» **What is needed**
All lines of the records below that contain the word "Country" must be listed.

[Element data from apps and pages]
*** Begin section ***

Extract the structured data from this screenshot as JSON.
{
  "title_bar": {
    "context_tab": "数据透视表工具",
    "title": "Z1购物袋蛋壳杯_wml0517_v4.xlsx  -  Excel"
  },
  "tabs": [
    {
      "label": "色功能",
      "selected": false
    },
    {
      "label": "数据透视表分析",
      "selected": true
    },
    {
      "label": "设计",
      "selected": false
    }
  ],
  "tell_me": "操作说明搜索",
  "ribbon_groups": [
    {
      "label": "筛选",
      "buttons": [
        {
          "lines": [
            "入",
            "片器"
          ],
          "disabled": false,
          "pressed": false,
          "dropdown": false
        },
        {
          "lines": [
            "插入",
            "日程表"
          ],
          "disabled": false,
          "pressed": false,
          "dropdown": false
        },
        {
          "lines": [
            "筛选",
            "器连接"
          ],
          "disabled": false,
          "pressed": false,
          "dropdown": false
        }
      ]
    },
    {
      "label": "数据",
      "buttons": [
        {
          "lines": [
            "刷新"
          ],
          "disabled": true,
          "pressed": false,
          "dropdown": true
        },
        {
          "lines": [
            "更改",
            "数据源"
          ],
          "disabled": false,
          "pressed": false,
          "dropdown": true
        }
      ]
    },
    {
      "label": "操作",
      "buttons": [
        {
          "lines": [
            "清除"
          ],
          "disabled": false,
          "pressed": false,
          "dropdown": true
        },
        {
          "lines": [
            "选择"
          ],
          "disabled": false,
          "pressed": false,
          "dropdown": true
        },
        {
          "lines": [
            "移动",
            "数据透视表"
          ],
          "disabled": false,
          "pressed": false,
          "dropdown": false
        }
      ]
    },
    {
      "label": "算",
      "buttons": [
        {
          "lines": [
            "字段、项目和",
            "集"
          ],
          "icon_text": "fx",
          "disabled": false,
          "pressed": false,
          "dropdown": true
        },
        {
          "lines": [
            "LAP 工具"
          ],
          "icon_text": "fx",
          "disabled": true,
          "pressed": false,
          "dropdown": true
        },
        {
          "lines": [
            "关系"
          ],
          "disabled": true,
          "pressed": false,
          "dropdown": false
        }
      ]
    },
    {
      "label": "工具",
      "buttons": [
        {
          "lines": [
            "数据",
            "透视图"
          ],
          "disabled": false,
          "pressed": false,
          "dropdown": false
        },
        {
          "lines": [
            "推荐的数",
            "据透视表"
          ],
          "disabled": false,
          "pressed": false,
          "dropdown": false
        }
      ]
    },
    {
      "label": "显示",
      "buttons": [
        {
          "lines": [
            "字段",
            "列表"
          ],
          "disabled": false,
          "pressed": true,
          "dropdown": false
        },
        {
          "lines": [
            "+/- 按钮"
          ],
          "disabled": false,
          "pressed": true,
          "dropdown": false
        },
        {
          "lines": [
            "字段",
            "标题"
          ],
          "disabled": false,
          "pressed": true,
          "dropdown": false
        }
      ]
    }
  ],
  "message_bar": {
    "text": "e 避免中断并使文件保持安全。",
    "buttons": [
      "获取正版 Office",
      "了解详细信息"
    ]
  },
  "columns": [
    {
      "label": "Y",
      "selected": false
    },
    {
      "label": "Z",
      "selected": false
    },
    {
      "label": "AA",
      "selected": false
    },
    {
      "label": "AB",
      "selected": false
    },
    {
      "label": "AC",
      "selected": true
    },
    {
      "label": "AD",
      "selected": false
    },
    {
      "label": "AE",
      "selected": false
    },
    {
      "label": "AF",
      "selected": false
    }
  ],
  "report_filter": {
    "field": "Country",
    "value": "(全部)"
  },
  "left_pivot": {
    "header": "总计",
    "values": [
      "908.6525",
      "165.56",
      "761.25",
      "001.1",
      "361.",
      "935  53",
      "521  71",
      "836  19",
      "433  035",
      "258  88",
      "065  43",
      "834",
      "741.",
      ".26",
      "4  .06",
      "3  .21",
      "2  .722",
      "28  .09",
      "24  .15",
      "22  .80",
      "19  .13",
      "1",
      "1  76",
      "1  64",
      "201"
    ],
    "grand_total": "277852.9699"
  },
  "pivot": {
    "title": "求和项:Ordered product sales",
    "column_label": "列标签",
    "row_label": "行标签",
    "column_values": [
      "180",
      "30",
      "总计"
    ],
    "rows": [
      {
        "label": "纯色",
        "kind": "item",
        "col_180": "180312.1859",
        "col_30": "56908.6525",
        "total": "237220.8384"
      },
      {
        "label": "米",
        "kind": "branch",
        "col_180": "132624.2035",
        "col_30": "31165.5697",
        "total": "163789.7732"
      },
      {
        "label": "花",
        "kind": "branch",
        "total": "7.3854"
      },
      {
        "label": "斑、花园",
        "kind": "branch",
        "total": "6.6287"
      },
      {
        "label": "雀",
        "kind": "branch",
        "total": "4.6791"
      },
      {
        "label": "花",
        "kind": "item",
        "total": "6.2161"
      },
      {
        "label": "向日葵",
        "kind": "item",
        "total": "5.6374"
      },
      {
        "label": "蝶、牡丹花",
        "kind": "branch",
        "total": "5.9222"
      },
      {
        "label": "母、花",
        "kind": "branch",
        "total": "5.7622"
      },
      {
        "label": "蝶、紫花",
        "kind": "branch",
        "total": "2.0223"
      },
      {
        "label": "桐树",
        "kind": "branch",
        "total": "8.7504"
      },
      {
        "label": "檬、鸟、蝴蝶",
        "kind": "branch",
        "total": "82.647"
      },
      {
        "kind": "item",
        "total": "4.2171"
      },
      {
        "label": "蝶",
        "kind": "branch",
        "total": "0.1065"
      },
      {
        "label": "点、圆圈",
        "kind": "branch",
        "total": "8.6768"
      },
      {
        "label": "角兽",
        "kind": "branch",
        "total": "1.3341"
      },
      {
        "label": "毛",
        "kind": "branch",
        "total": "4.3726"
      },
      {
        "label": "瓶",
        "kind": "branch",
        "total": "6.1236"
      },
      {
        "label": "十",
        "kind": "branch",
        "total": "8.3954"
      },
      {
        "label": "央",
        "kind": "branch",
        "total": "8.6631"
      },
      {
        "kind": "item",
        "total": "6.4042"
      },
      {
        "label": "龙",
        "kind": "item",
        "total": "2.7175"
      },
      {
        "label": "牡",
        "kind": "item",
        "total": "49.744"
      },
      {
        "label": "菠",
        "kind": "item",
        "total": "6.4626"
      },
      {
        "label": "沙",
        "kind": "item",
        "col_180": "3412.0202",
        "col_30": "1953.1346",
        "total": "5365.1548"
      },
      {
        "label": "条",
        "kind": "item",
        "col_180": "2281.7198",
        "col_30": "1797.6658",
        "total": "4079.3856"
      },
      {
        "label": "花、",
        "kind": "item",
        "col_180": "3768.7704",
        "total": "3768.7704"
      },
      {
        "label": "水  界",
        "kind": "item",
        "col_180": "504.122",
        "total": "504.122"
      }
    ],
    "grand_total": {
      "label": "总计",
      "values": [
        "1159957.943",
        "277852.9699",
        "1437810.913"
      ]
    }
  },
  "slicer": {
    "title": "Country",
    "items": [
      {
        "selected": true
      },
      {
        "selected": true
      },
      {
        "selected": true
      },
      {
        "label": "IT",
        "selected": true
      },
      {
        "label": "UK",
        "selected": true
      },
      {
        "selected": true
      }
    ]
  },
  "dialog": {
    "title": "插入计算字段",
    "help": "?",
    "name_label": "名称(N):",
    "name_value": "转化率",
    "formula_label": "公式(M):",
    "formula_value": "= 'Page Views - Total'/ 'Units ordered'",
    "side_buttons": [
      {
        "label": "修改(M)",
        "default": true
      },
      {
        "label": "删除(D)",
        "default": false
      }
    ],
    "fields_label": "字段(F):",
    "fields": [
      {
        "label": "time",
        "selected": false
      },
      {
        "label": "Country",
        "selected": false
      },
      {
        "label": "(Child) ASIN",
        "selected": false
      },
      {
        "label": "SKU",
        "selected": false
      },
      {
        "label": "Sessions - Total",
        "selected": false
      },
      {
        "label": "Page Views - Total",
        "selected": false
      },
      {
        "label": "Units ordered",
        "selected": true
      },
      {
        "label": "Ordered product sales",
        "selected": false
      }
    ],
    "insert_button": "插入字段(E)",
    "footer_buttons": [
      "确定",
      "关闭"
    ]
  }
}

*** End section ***

» **Your response**
    "field": "Country",
    "title": "Country",
        "label": "Country",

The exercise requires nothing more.